1. The bus stops at some popular istiraha (rest area) one and a half hour from Amman, it is 10:30 a.m. but the temperature makes it feel 3 p.m. Suddenly, while I am drinking my coffee (qahwah turkiyeh, of course, with little of sugar), a small bus of the regular ones that serve the local transportation, to Karak and Taffileh, stops few meters behind ours. The young men jump out and start dancing a dabkeh (traditional dance for much of the arab world, with local variations), the decorations of their bus suit the occasion: the national flag fixed on the window and the portrait of the king. They stop, they start again, giving courage to each other. Probably there is music from the tape recorder of the bus, but from my distance and because of the noise of the Desert Highway, I cannot hear a thing. So the impression of these young slim men that they dance on the tune of the passing cars becomes stronger. It is the national day.
2. At night, after some swimming at the dark beach (the weather suddenly turned windy and grey), me and Ala'a go for a walk around the city. The authorities perform a fireworks show. Most of the fireworks are short-lived and simple, but from time to time they shoot the impressive multi-coloured ones, of the kind they use for extravagant weddings in Amman. The cars at the parking lots and the market give a short complaining alarm every time the explosion gives a deafening noise.
3. The huge flag of Aqabah, which i described several days ago, reveals its secret. I was wondering why it does not have the star, and I was assuming that the reason was that they wanted it to be stronger in dealing with the winds. I discovered that it is not the national flag precisely, but the flag of the Arabic Revolution, and it should not bear the star, therefore.
4. At night again, during a roman dinner session at Moevenpick, surrounded by the balconies of many suites and super-de-lux rooms, the belly dancer tries to impress a basically westrern audience. At the beginning she is dressed in red, then she comes out again in dark orange, making a couple with her silver stick. Later on, the group of the musicians (they look almost Yemenese, thin, dark and small, pretty, nation of the sea) plays the favorite "national" hit, about devotion to the eyes of the king, a nice tune indeed, a good combination of military anthem and enjoyable "tarab" music. Later on, one of them, in his robe, dances gracefully, first close to his peers and later on on the small stage that was set for the belly dancer. I think that the foreigners find this male dance more interesting, because it is not usually included in the orientalist fantasies. (to be demolished soon...)

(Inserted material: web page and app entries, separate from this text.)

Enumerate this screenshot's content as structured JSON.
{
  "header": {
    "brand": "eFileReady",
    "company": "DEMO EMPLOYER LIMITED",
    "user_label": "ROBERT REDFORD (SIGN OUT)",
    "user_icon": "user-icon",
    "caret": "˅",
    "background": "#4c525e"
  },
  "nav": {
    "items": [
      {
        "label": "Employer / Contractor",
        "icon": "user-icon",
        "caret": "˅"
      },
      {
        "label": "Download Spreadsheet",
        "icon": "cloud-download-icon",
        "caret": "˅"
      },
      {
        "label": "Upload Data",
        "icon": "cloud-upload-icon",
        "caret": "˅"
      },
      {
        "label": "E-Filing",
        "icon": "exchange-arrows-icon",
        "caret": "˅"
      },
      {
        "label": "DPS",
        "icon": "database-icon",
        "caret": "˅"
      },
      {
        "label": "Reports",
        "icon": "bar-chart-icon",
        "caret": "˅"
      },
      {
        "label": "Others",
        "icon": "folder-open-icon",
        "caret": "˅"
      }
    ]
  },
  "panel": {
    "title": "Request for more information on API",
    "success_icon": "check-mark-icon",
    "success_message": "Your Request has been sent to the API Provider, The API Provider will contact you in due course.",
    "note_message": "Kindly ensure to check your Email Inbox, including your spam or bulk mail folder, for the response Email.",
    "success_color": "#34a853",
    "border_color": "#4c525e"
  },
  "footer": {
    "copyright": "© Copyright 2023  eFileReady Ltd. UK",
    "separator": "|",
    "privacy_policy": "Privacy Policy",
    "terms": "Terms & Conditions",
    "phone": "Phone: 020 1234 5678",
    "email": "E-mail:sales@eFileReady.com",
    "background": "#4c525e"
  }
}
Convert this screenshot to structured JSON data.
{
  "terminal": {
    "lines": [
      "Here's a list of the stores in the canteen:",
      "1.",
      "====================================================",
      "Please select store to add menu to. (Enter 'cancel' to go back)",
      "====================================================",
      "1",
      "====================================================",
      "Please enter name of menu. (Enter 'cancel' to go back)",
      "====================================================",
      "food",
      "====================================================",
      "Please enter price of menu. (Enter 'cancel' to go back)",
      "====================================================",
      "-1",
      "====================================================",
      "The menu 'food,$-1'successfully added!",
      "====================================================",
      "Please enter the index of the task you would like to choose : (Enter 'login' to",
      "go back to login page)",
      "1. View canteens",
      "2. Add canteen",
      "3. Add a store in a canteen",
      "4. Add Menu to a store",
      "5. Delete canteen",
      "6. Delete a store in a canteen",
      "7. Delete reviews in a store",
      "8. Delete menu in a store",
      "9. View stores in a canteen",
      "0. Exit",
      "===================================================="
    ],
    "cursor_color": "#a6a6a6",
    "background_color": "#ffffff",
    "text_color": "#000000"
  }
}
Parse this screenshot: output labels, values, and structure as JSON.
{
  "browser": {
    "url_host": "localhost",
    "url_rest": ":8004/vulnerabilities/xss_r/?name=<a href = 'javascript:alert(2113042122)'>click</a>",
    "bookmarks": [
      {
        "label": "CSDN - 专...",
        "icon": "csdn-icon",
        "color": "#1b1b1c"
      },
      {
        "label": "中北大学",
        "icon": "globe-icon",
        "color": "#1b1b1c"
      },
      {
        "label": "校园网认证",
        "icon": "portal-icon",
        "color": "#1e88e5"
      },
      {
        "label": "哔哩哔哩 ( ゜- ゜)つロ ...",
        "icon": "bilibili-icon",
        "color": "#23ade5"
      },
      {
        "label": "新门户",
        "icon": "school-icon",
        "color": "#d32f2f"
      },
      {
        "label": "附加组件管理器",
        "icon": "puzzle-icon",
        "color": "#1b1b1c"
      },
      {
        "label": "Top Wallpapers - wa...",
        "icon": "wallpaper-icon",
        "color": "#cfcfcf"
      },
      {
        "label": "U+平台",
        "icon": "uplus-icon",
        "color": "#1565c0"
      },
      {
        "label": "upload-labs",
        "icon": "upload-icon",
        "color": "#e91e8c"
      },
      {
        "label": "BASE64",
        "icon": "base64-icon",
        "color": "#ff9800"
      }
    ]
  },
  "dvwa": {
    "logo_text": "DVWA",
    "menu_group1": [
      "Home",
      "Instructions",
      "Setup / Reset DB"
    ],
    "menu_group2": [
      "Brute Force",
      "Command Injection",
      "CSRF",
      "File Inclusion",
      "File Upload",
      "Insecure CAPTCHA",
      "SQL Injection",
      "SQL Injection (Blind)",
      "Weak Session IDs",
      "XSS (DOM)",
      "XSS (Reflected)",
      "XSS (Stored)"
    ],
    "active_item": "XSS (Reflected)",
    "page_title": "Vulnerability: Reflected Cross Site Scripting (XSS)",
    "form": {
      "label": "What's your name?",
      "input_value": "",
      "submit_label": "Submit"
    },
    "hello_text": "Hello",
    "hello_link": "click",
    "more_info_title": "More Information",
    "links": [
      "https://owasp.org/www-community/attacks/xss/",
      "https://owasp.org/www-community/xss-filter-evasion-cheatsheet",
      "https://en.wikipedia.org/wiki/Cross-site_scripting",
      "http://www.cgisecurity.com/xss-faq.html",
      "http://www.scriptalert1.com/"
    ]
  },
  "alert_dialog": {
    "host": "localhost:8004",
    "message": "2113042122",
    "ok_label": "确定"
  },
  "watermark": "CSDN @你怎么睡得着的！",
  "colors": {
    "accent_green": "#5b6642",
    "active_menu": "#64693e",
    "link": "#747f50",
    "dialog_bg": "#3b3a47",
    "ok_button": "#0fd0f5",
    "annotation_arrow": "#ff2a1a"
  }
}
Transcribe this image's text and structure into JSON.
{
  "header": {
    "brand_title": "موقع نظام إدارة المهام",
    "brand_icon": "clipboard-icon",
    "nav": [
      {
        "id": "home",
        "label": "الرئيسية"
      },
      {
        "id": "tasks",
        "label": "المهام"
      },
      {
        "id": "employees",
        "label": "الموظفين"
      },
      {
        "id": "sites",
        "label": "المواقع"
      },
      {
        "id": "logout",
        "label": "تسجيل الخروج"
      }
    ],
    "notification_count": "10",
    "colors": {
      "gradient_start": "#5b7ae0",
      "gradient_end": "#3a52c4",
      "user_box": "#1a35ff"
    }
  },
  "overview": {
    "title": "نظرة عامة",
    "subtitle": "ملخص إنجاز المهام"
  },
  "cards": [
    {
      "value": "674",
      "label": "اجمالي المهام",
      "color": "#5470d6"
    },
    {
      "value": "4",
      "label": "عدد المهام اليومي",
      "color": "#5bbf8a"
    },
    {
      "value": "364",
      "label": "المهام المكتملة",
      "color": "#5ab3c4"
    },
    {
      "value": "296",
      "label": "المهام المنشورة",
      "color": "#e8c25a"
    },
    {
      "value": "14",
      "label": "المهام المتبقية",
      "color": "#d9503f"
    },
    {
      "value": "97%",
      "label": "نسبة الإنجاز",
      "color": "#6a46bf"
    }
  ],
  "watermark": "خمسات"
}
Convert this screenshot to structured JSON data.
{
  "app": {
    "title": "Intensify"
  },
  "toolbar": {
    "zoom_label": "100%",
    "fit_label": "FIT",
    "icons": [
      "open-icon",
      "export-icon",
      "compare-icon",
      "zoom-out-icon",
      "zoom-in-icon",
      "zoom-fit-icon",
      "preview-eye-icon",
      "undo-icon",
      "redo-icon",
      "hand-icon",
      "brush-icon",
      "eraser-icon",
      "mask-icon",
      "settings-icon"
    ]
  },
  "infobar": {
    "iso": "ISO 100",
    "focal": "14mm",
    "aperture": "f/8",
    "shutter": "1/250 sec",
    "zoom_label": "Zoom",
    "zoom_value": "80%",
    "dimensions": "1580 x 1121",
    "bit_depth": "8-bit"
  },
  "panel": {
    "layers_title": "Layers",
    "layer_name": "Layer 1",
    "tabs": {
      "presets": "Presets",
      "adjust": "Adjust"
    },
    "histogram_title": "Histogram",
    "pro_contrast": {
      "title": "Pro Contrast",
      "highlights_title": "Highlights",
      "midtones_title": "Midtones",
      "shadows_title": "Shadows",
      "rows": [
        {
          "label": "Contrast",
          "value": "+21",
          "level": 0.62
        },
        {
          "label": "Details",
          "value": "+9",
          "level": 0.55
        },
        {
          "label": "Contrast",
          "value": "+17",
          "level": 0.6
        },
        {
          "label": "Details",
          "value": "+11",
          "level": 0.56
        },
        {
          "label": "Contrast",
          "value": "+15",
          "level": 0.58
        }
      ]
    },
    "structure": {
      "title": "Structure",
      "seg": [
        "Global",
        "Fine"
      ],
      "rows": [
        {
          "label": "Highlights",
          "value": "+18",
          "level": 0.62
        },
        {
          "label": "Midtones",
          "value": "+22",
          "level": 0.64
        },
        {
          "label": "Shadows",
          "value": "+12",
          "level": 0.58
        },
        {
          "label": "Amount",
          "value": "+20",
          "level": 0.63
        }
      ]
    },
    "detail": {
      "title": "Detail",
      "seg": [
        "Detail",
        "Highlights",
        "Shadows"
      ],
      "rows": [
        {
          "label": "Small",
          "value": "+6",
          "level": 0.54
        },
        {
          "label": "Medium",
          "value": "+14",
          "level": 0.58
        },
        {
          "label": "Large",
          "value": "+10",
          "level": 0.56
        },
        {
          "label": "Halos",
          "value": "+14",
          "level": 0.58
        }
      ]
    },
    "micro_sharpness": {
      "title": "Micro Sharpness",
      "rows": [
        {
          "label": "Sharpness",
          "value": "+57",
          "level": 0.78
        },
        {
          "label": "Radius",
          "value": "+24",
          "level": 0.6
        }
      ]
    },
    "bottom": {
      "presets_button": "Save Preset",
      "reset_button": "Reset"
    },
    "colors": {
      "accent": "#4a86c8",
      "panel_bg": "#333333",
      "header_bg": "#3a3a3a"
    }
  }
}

5. Before leaving our hotel, me and Ala'a turn our faces to see this "Radisson SAS" brand logo, knowing that in one month's time, more or less, everything will start being removed. The hotel with the decent '70s-'80s look, will be removed, to give way to the invasion of the sea. So, during these last few days, there was that feeling of something coming to an end, and people trying to keep the appearances of eternity and normality, while Pompei had had its destiny known and written. A strange feeling: giving one's own best self out of longing, despite all reality.
6. 'Αλλες εντυπώσεις εκτυλίσσονται παράλληλα, σε άλλη γλώσσα, σε άλλο τόπο, δίπλα σε μια άλλη θάλασσα: Κοντα στο Θερμαϊκό, για παράδειγμα αφήνω την εντύπωση από την 3η Διεθνή Έκθεση Βιβλίου Θεσσαλονίκης, που από τον Ιούλιο θα ενταχθεί στο δίκτυο των 25 παγκοσμίως μεγαλύτερων. Σκέφτομαι συναντήσεις που θα συνέβαιναν αυτού. Από απόσταση μεγάλοι γερασμένοι πια λογοτέχνες, ονόματα που τραβούν τον κόσμο με το μαγνητισμό της διασημότητας. Βιβλιοπώλες, βιβλιοθηκονόμοι, βιβλιοπόντικες, ωραία υβρίδια με την αγαπημένη μου λέξη. Ιδέ, ακόμα, με εικόνες: http://www.in.gr/tech/books/thessaloniki-2006.asp Όπου και η απροσδόκητη πληροφορία, ότι αυξήθηκαν οι μεταφρασεις από την ιταλική, σε βάρος των αντίστοιχων από την ισπανική.